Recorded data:
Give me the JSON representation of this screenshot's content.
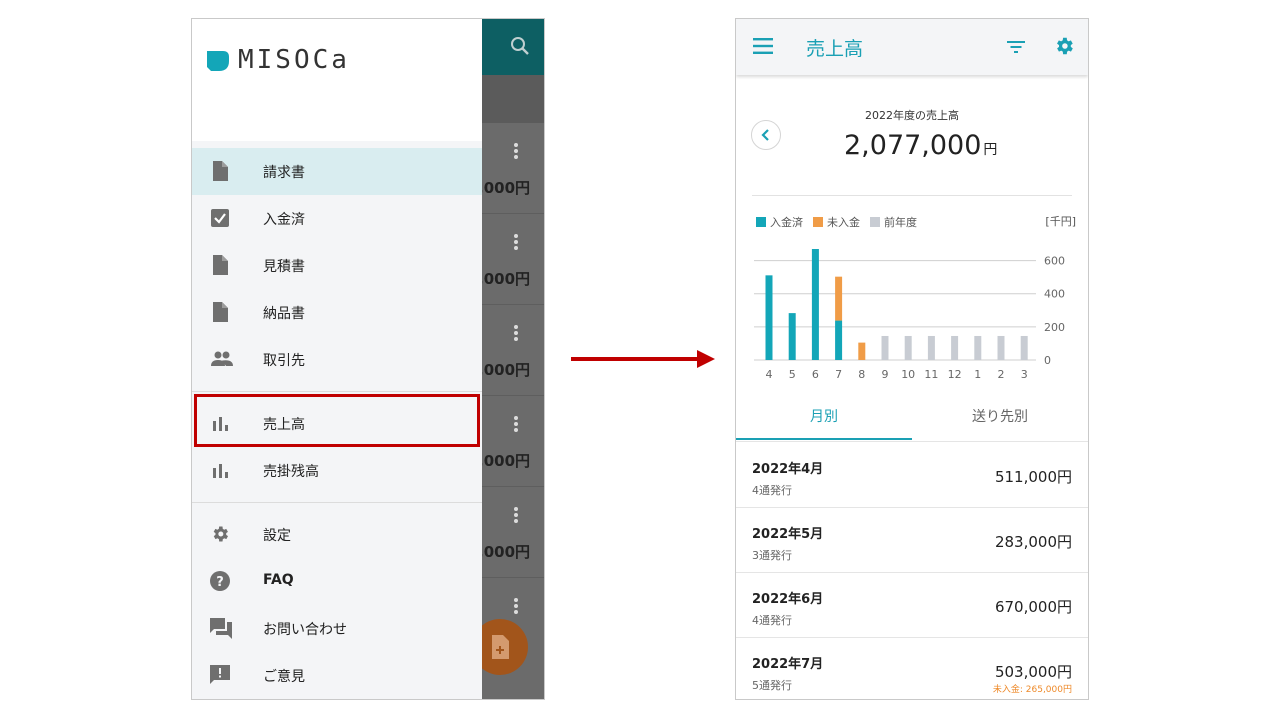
{
  "drawer": {
    "logo_text": "MISOCa",
    "items": [
      {
        "label": "請求書",
        "icon": "document-icon",
        "active": true
      },
      {
        "label": "入金済",
        "icon": "checkbox-icon"
      },
      {
        "label": "見積書",
        "icon": "document-icon"
      },
      {
        "label": "納品書",
        "icon": "document-icon"
      },
      {
        "label": "取引先",
        "icon": "people-icon"
      },
      {
        "label": "売上高",
        "icon": "bar-chart-icon",
        "highlighted": true
      },
      {
        "label": "売掛残高",
        "icon": "bar-chart-icon"
      },
      {
        "label": "設定",
        "icon": "gear-icon"
      },
      {
        "label": "FAQ",
        "icon": "help-icon"
      },
      {
        "label": "お問い合わせ",
        "icon": "chat-icon"
      },
      {
        "label": "ご意見",
        "icon": "feedback-icon"
      }
    ]
  },
  "background_list": {
    "amounts": [
      ",000円",
      ",000円",
      ",000円",
      ",000円",
      ",000円"
    ]
  },
  "sales": {
    "app_title": "売上高",
    "subtitle": "2022年度の売上高",
    "total": "2,077,000",
    "total_unit": "円",
    "tabs": [
      "月別",
      "送り先別"
    ],
    "rows": [
      {
        "month": "2022年4月",
        "count": "4通発行",
        "amount": "511,000円",
        "note": ""
      },
      {
        "month": "2022年5月",
        "count": "3通発行",
        "amount": "283,000円",
        "note": ""
      },
      {
        "month": "2022年6月",
        "count": "4通発行",
        "amount": "670,000円",
        "note": ""
      },
      {
        "month": "2022年7月",
        "count": "5通発行",
        "amount": "503,000円",
        "note": "未入金: 265,000円"
      }
    ]
  },
  "colors": {
    "accent": "#1aa0b4",
    "paid": "#13a6b8",
    "unpaid": "#f09c47",
    "prev_year": "#c8ccd3",
    "highlight": "#c00000"
  },
  "chart_data": {
    "type": "bar",
    "unit_label": "[千円]",
    "legend": [
      "入金済",
      "未入金",
      "前年度"
    ],
    "categories": [
      "4",
      "5",
      "6",
      "7",
      "8",
      "9",
      "10",
      "11",
      "12",
      "1",
      "2",
      "3"
    ],
    "series": [
      {
        "name": "入金済",
        "values": [
          511,
          283,
          670,
          238,
          0,
          0,
          0,
          0,
          0,
          0,
          0,
          0
        ]
      },
      {
        "name": "未入金",
        "values": [
          0,
          0,
          0,
          265,
          105,
          0,
          0,
          0,
          0,
          0,
          0,
          0
        ]
      },
      {
        "name": "前年度",
        "values": [
          0,
          0,
          0,
          0,
          0,
          145,
          145,
          145,
          145,
          145,
          145,
          145
        ]
      }
    ],
    "yticks": [
      0,
      200,
      400,
      600
    ],
    "ylim": [
      0,
      670
    ]
  }
}
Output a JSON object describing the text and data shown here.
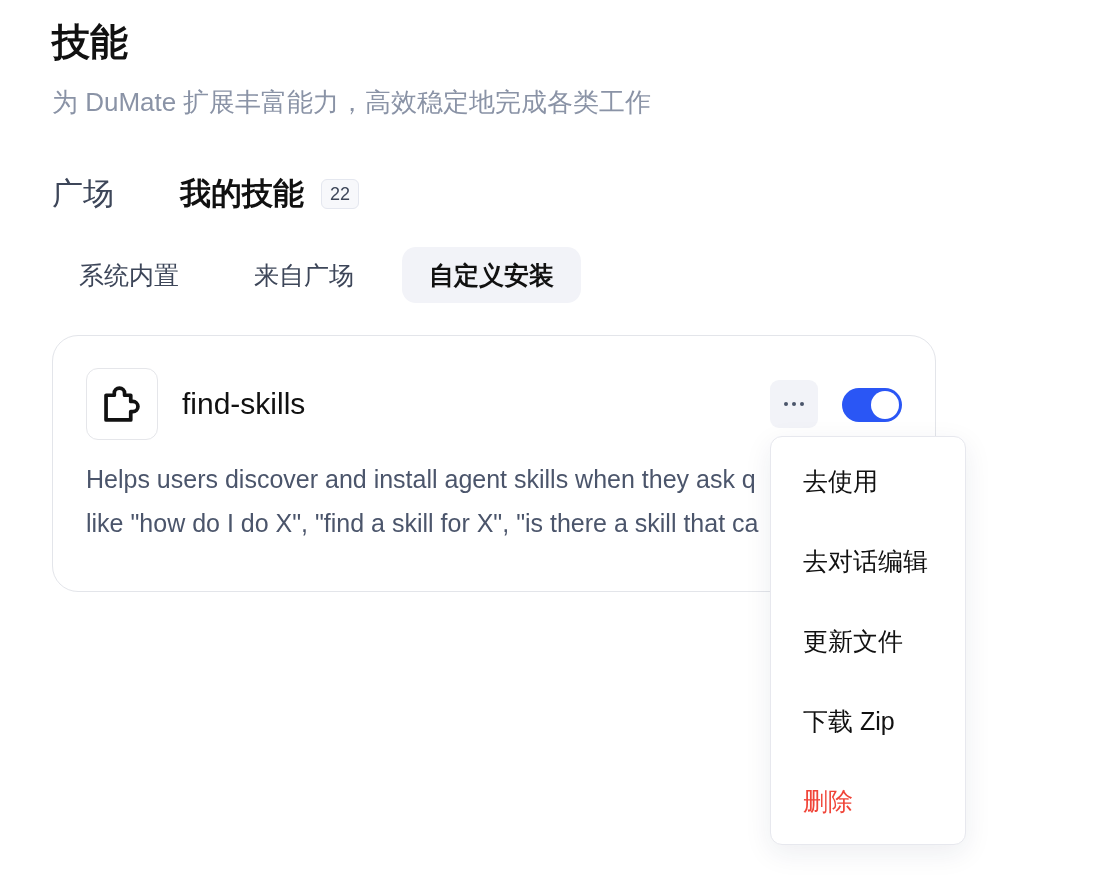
{
  "page": {
    "title": "技能",
    "subtitle": "为 DuMate 扩展丰富能力，高效稳定地完成各类工作"
  },
  "tabs": [
    {
      "label": "广场",
      "selected": false
    },
    {
      "label": "我的技能",
      "selected": true,
      "badge": "22"
    }
  ],
  "subtabs": [
    {
      "label": "系统内置",
      "selected": false
    },
    {
      "label": "来自广场",
      "selected": false
    },
    {
      "label": "自定义安装",
      "selected": true
    }
  ],
  "skills": [
    {
      "name": "find-skills",
      "description_lines": [
        "Helps users discover and install agent skills when they ask q",
        "like \"how do I do X\", \"find a skill for X\", \"is there a skill that ca"
      ],
      "enabled": true,
      "menu_open": true,
      "menu": [
        {
          "label": "去使用",
          "kind": "action"
        },
        {
          "label": "去对话编辑",
          "kind": "action"
        },
        {
          "label": "更新文件",
          "kind": "action"
        },
        {
          "label": "下载 Zip",
          "kind": "action"
        },
        {
          "label": "删除",
          "kind": "danger"
        }
      ]
    }
  ]
}
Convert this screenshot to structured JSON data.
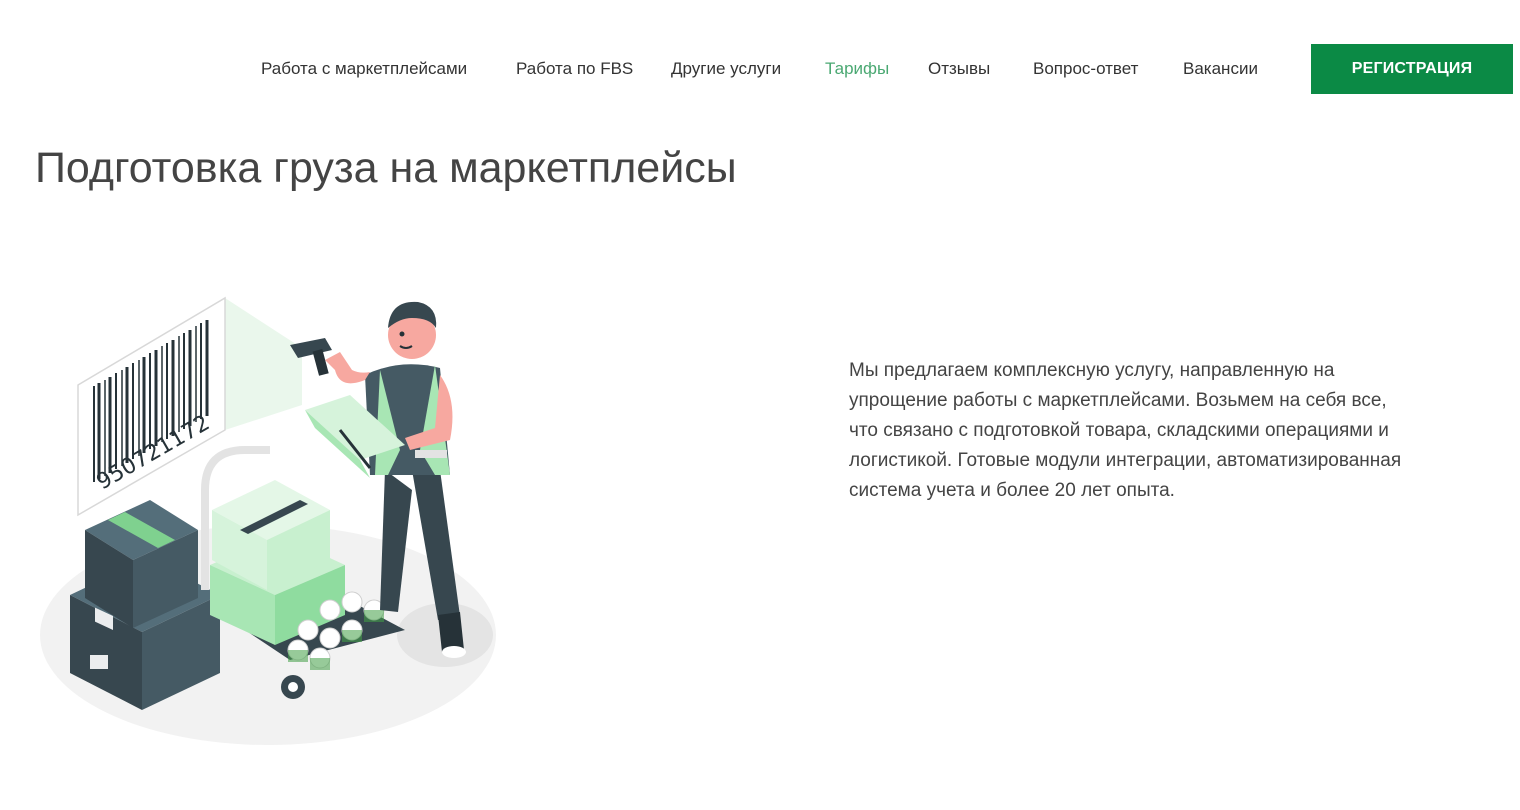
{
  "nav": {
    "items": [
      {
        "label": "Работа с маркетплейсами",
        "active": false
      },
      {
        "label": "Работа по FBS",
        "active": false
      },
      {
        "label": "Другие услуги",
        "active": false
      },
      {
        "label": "Тарифы",
        "active": true
      },
      {
        "label": "Отзывы",
        "active": false
      },
      {
        "label": "Вопрос-ответ",
        "active": false
      },
      {
        "label": "Вакансии",
        "active": false
      }
    ],
    "register_label": "РЕГИСТРАЦИЯ"
  },
  "main": {
    "title": "Подготовка груза на маркетплейсы",
    "description": "Мы предлагаем комплексную услугу, направленную на упрощение работы с маркетплейсами. Возьмем на себя все, что связано с подготовкой товара, складскими операциями и логистикой. Готовые модули интеграции, автоматизированная система учета и более 20 лет опыта."
  },
  "illustration": {
    "barcode_number": "950721172",
    "icon": "warehouse-worker-scanning-illustration"
  },
  "colors": {
    "accent": "#0b8a45",
    "active_nav": "#4aa872",
    "light_green": "#a8e6b4",
    "dark_box": "#37474f"
  }
}
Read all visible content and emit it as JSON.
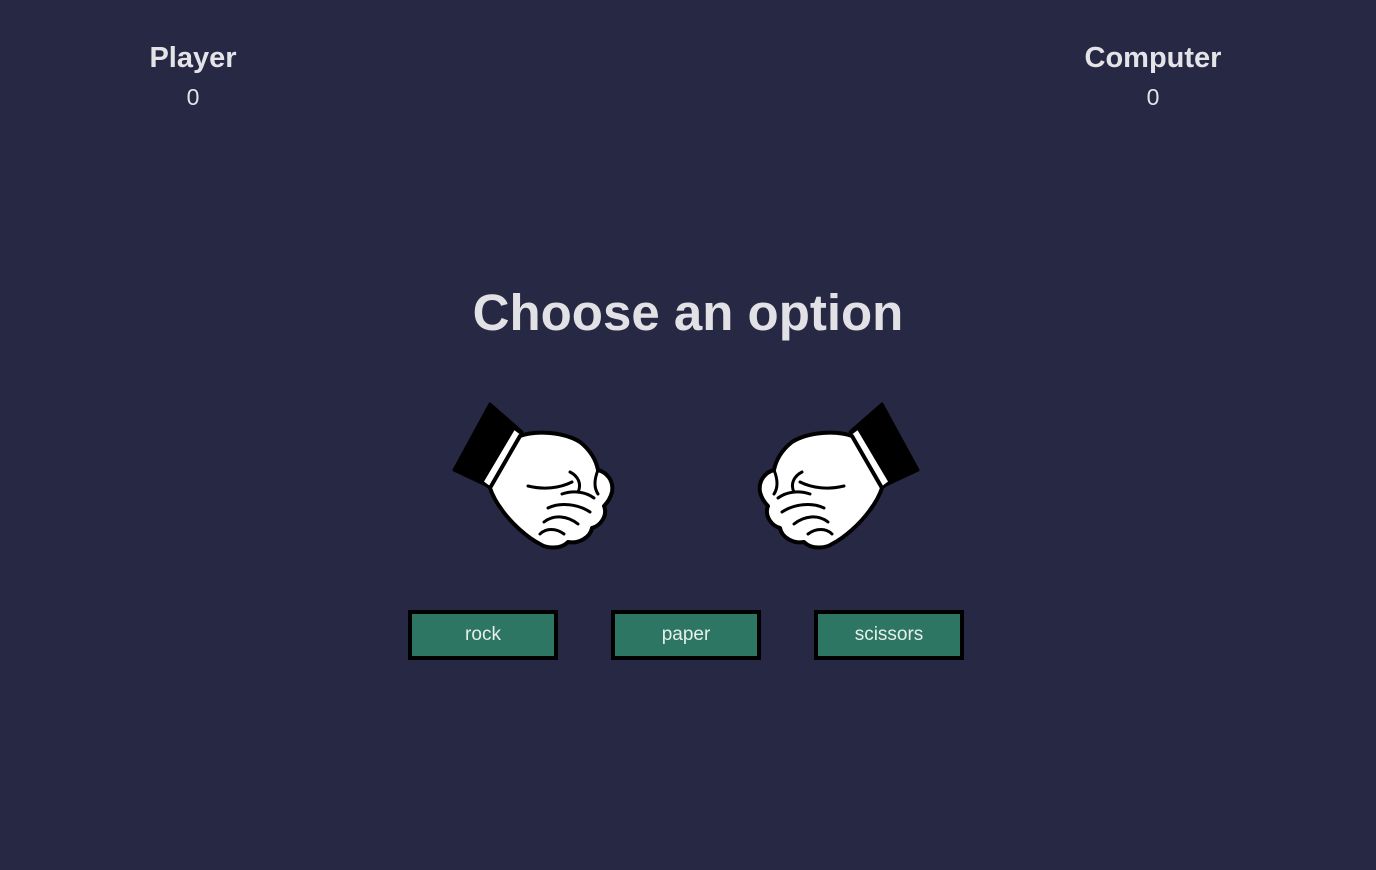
{
  "scoreboard": {
    "player": {
      "title": "Player",
      "score": "0"
    },
    "computer": {
      "title": "Computer",
      "score": "0"
    }
  },
  "prompt": "Choose an option",
  "hands": {
    "player": {
      "icon": "fist-icon",
      "gesture": "rock"
    },
    "computer": {
      "icon": "fist-icon",
      "gesture": "rock"
    }
  },
  "choices": [
    {
      "label": "rock"
    },
    {
      "label": "paper"
    },
    {
      "label": "scissors"
    }
  ],
  "colors": {
    "background": "#272844",
    "button": "#2c7663",
    "button_border": "#000000",
    "text": "#e4e4e8"
  }
}
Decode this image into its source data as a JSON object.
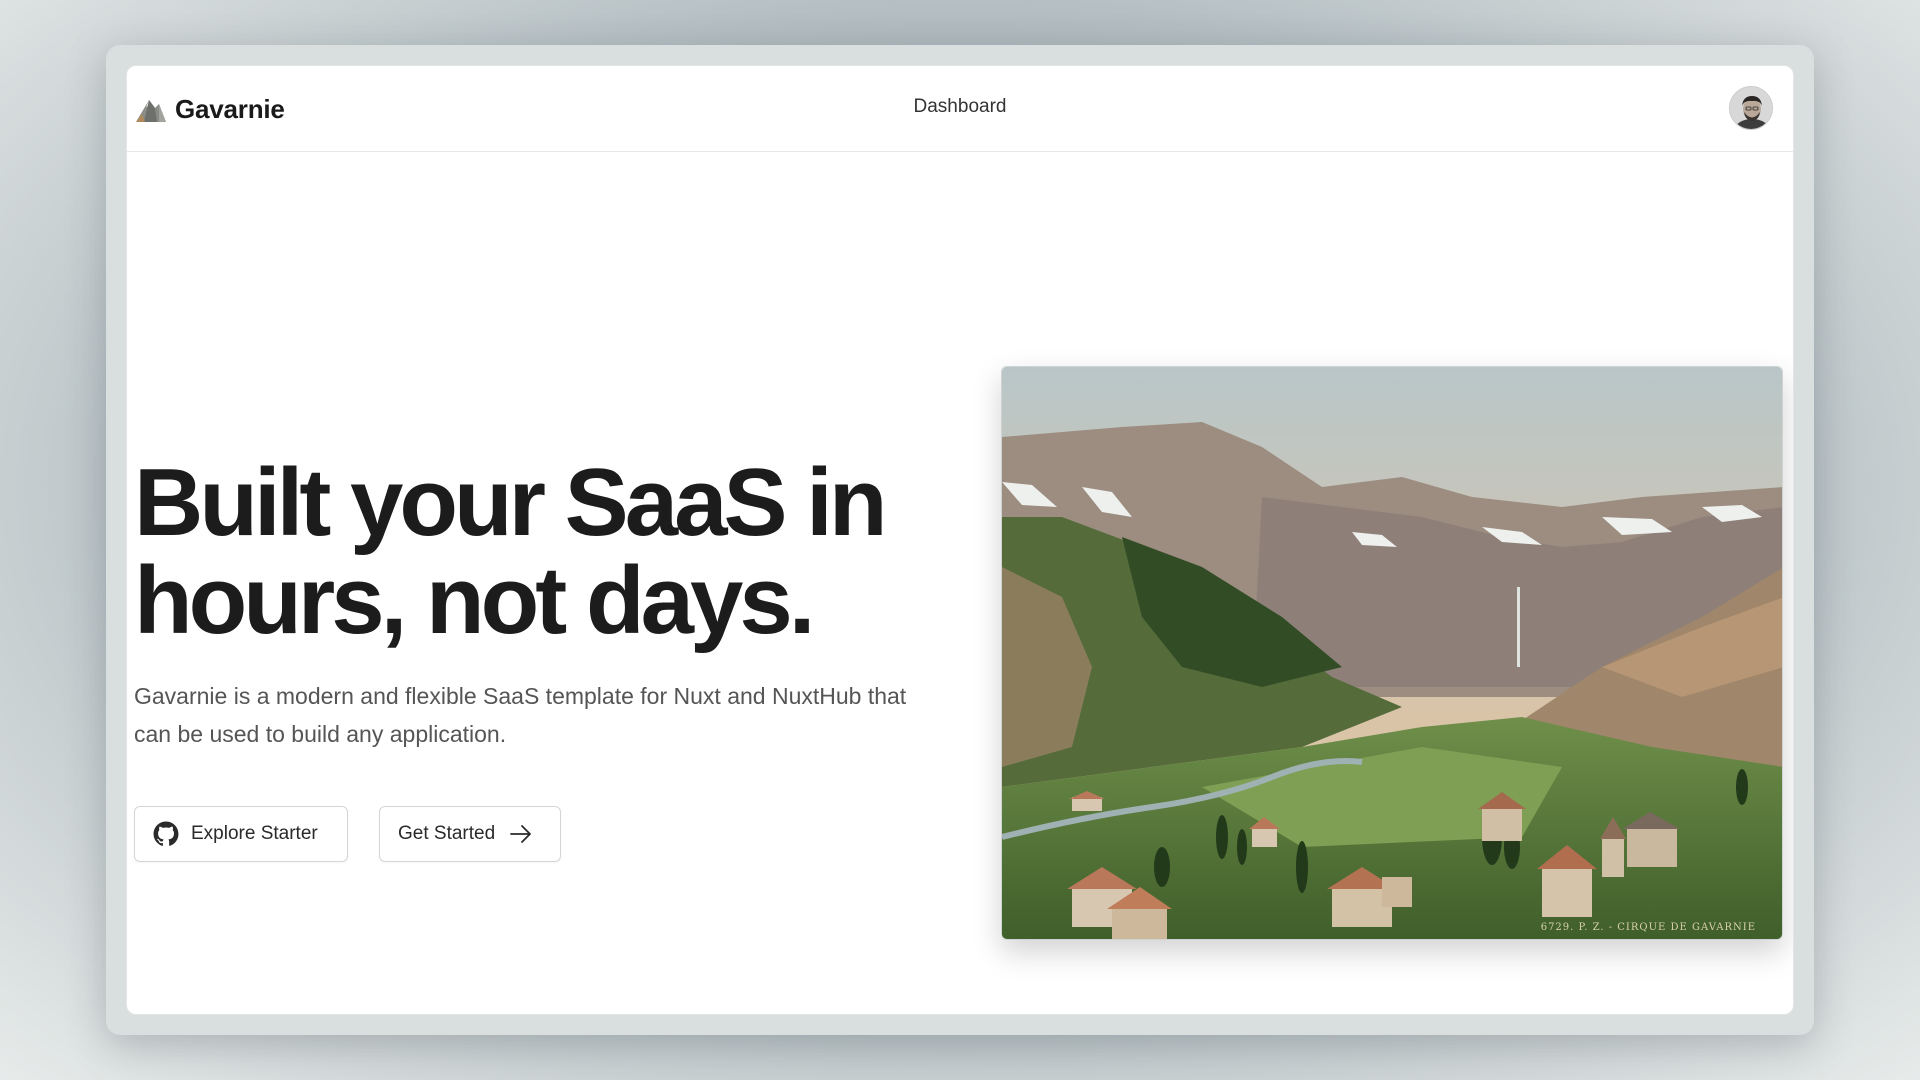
{
  "brand": {
    "name": "Gavarnie",
    "logo_icon": "mountain-icon"
  },
  "nav": {
    "links": [
      {
        "label": "Dashboard"
      }
    ]
  },
  "user": {
    "avatar_icon": "avatar"
  },
  "hero": {
    "title_line1": "Built your SaaS in",
    "title_line2": "hours, not days.",
    "description_line1": "Gavarnie is a modern and flexible SaaS template for Nuxt and NuxtHub that",
    "description_line2": "can be used to build any application.",
    "buttons": {
      "explore": {
        "label": "Explore Starter",
        "icon": "github-icon"
      },
      "started": {
        "label": "Get Started",
        "icon": "arrow-right-icon"
      }
    },
    "image": {
      "alt": "Cirque de Gavarnie landscape",
      "caption": "6729. P. Z. - CIRQUE DE GAVARNIE"
    }
  },
  "colors": {
    "text_primary": "#1c1c1c",
    "text_secondary": "#555555",
    "border": "#d3d6d8",
    "background": "#ffffff"
  }
}
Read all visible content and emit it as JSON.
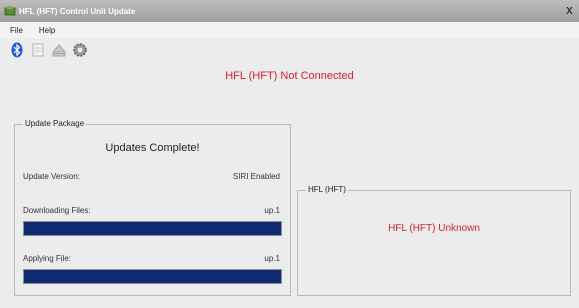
{
  "window": {
    "title": "HFL (HFT) Control Unit Update",
    "close_glyph": "x"
  },
  "menu": {
    "items": [
      "File",
      "Help"
    ]
  },
  "toolbar": {
    "icons": [
      "bluetooth-icon",
      "document-icon",
      "eject-icon",
      "gear-icon"
    ]
  },
  "status": {
    "connection": "HFL (HFT) Not Connected",
    "color": "#d3222a"
  },
  "update_package": {
    "legend": "Update Package",
    "complete_text": "Updates Complete!",
    "version_label": "Update Version:",
    "version_value": "SIRI Enabled",
    "download_label": "Downloading Files:",
    "download_value": "up.1",
    "download_progress": 1.0,
    "apply_label": "Applying File:",
    "apply_value": "up.1",
    "apply_progress": 1.0,
    "bar_color": "#0e2a72"
  },
  "hfl_panel": {
    "legend": "HFL (HFT)",
    "status": "HFL (HFT) Unknown"
  }
}
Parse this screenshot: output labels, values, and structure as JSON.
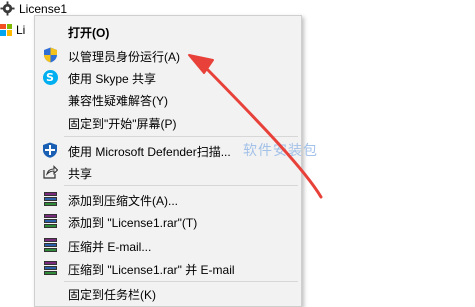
{
  "desktop": {
    "file1_label": "License1",
    "file2_label_partial": "Li"
  },
  "context_menu": {
    "items": [
      {
        "label": "打开(O)",
        "icon": "none",
        "bold": true
      },
      {
        "label": "以管理员身份运行(A)",
        "icon": "uac-shield-icon"
      },
      {
        "label": "使用 Skype 共享",
        "icon": "skype-icon"
      },
      {
        "label": "兼容性疑难解答(Y)",
        "icon": "none"
      },
      {
        "label": "固定到\"开始\"屏幕(P)",
        "icon": "none"
      },
      {
        "label": "使用 Microsoft Defender扫描...",
        "icon": "defender-icon"
      },
      {
        "label": "共享",
        "icon": "share-icon"
      },
      {
        "label": "添加到压缩文件(A)...",
        "icon": "winrar-icon"
      },
      {
        "label": "添加到 \"License1.rar\"(T)",
        "icon": "winrar-icon"
      },
      {
        "label": "压缩并 E-mail...",
        "icon": "winrar-icon"
      },
      {
        "label": "压缩到 \"License1.rar\" 并 E-mail",
        "icon": "winrar-icon"
      },
      {
        "label": "固定到任务栏(K)",
        "icon": "none"
      }
    ]
  },
  "watermark": "软件安装包",
  "colors": {
    "menu_bg": "#f2f2f2",
    "arrow": "#e8413a",
    "skype": "#00aff0",
    "defender": "#1a5fb4"
  }
}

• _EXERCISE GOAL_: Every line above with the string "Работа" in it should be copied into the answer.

• _RESULT OF THE EXERCISE_:
        "label": "Работа с маркетплейсами",
        "label": "Работа по FBS",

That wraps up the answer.